Comparative evaluation of salivary pH and buffering capacity of commonly available flavoured drinks in India

1*Dr. Neha Awasthi, Dr. Sukhdeep Singh, Dr. Nikhil Grover


There is a general perception amongst consumers that fruit flavoured drinks are essentially water with subtle flavoring. As a consequence, they are perceived as being dentally safe. However, these drinks come with a drawback as far as oral health is concerned. An increased consumption of flavoured drinks such as soft drinks, sports drinks and fruit juices is becoming noteworthy because of concern for dental erosion. The objective of this study was to measure the buffering capacity of the drinks used, and evaluate pH of saliva after intake of various flavored drinks at different time intervals. The present study included 30 subjects, 15 male and 15 female, with the mean age group of 7±1.2 years. Five flavoured drinks were used in this study, to measure the salivary pH after consumption of the drinks, and to assess the buffering capacity of each drink. The drinks used were; apple juice, Appyfizz, milk based drink, Pepsi and Gatorade. Buffering capacity of each drink was estimated by titration with sodium hydroxide. The results were tabulated and analysed statistically. Significant fall in the salivary pH was recorded for Pepsi and Gatorade groups, while the milk based drink maintained the pH of the saliva to the resting value. Therefore, milk based drinks are a safer option as compared to soft drinks, and sports drinks.
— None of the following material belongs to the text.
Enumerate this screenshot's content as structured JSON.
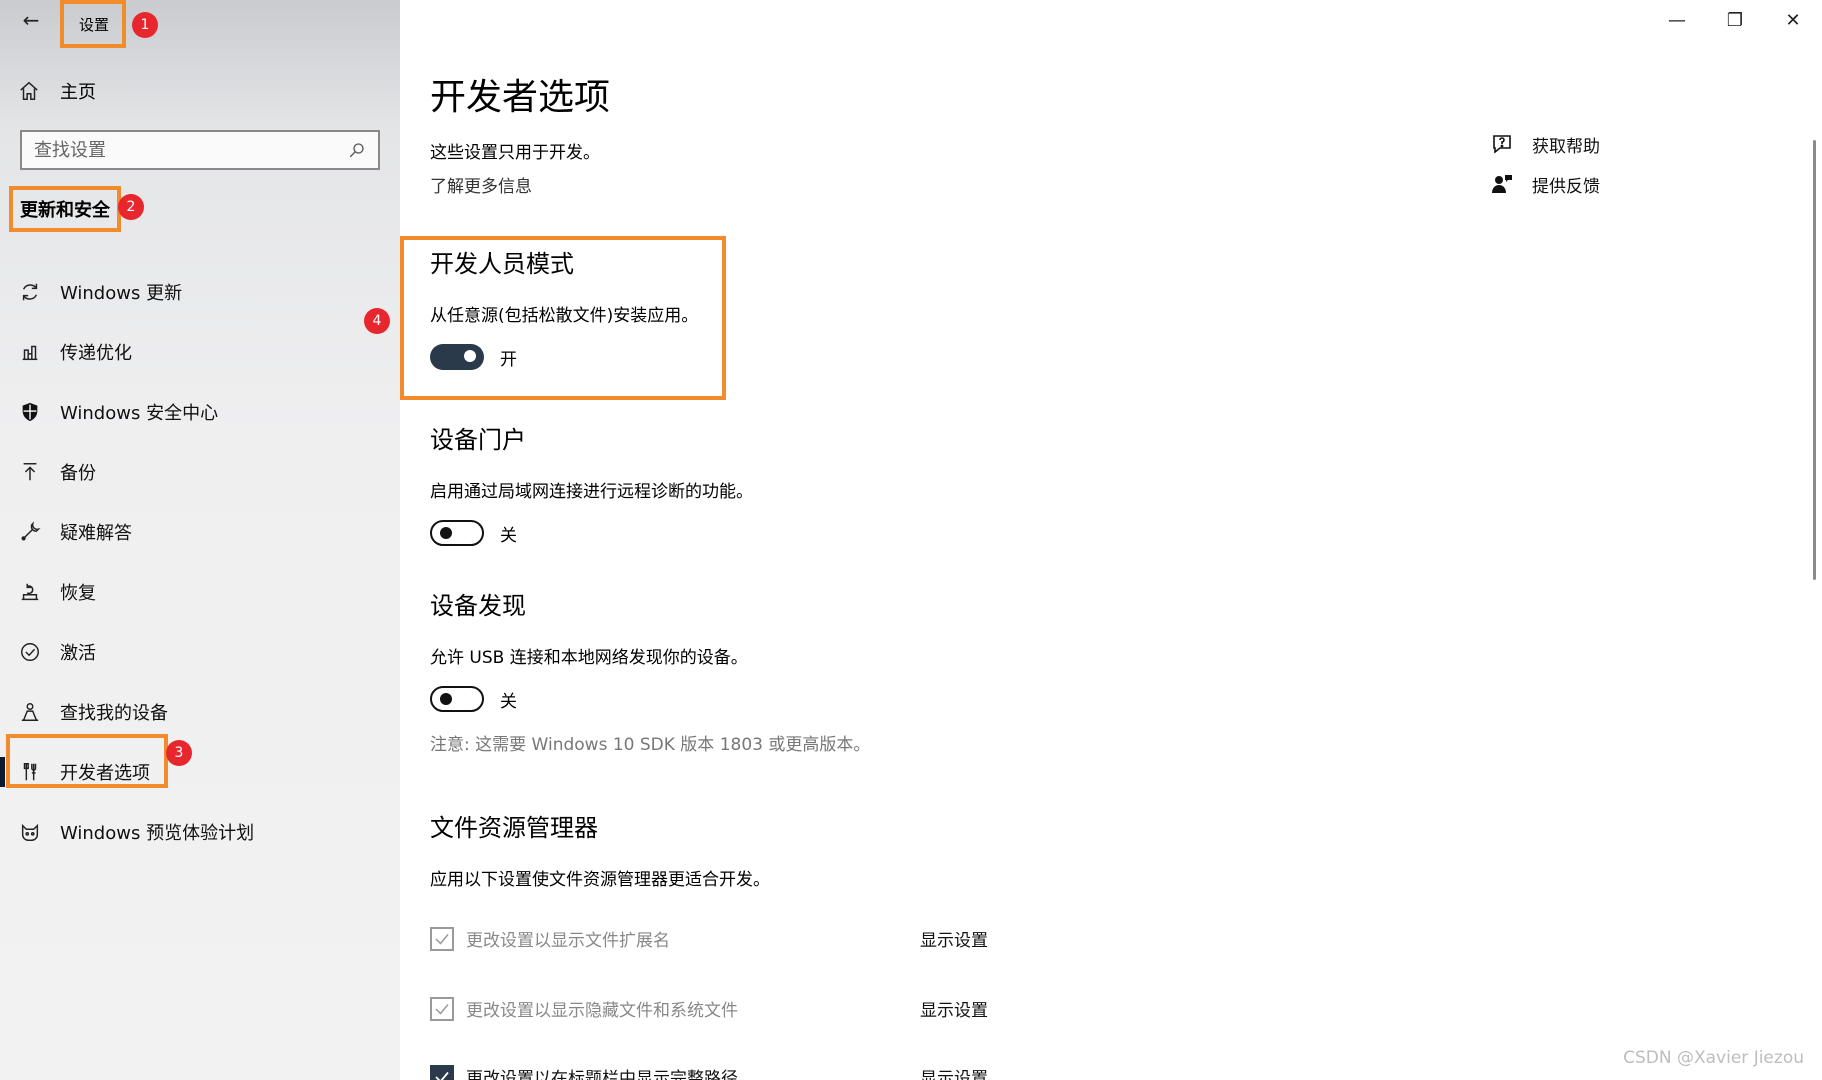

saliva, pH, buffering capacity, dental erosion, fruit juices, soft drinks, sports drinks

Paper Details
IssueIssue 6